Had his body been better suited to withstand the demands he has put on it, there’s little doubt that Michael Owen (32) would be with England at Euro 2012 right now. He isn’t though and he was never anywhere close to being considered. Three years of sitting on the Manchester United bench or lying on the Manchester United treatment table may have won him three trophies but it hasn’t enhanced his reputation.
The harsh truth is that he deserves little credit for the silverware. His contribution at Old Trafford was minimal. Having managed just one league appearance last season and not featuring at all since last November, few would have been surprised to hear him announce his retirement this summer.
Instead, having been released by Alex Ferguson, he’s staying in the Premier League. Such is his perceived value that, even after years of injury problems and few goals, he has had several offers to stay in the top tier.
But Everton boss David Moyes is being linked with the vacant White Hart Lane job, so if he packs his bags for London Town, Owen might be an option short.
Lord of the Manor
It may be because he likes Stoke’s style of play or Tony Pulis as a manager. It may also be because his beloved Manor House Stables is only 30 miles away from where he’ll be working.

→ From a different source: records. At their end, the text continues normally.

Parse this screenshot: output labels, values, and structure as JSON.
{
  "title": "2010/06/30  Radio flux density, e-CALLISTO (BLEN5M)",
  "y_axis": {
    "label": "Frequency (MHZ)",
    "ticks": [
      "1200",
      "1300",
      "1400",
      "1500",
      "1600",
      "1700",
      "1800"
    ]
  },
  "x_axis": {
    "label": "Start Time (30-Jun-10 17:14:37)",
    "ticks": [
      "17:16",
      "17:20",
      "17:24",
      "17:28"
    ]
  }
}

Suggesting Owen prefers his horses to his football is certainly a piece of speculation but not necessarily of the wild variety. It’s no stretch to suggest that he sees football as a business. This is the man who had a 32 page brochure about himself made up and distributed to potential new clubs after being released by Newcastle.
Considering his massive early success, his disappointment at being unwanted at Real Madrid and his later injury problems, losing a little love for the game would be understandable. As is wanting to keep the pay-cheques coming in.
On race day the horses do all the running. Michael can stand and watch, enjoying the thrill of the sport without the risk of tearing a hamstring, or snapping some very necessary ligament.
Even if this speculative take on his situation is close to the mark, it’s not to say that Stoke will be getting a money-hungry renegade. Owen has always been a good professional.
Football may just be a job to him now but you can rely on the fact that he’ll still do what’s asked of him when he’s on the clock. The body may not always have been able but it be would be remiss to suggest the will was ever lacking. If he stays reasonably fit he’ll certainly make a positive contribution to Stoke’s cause.
At Manor House Stables, with trainer Tom Dascombe on board, Owen has a top class set-up which is promising to deliver big things in the future. Dascombe decided to work with Owen after he felt the “enthusiasm radiating from” the striker. It’s clear he has a passion for horses, one which possibly eclipses his passion for the beautiful game. Some might say that signing for Stoke would be the proof of that.
Playing for Stoke won’t deliver the success his Manor House Stables is likely to do in the years to come but for now it’ll pay the bills.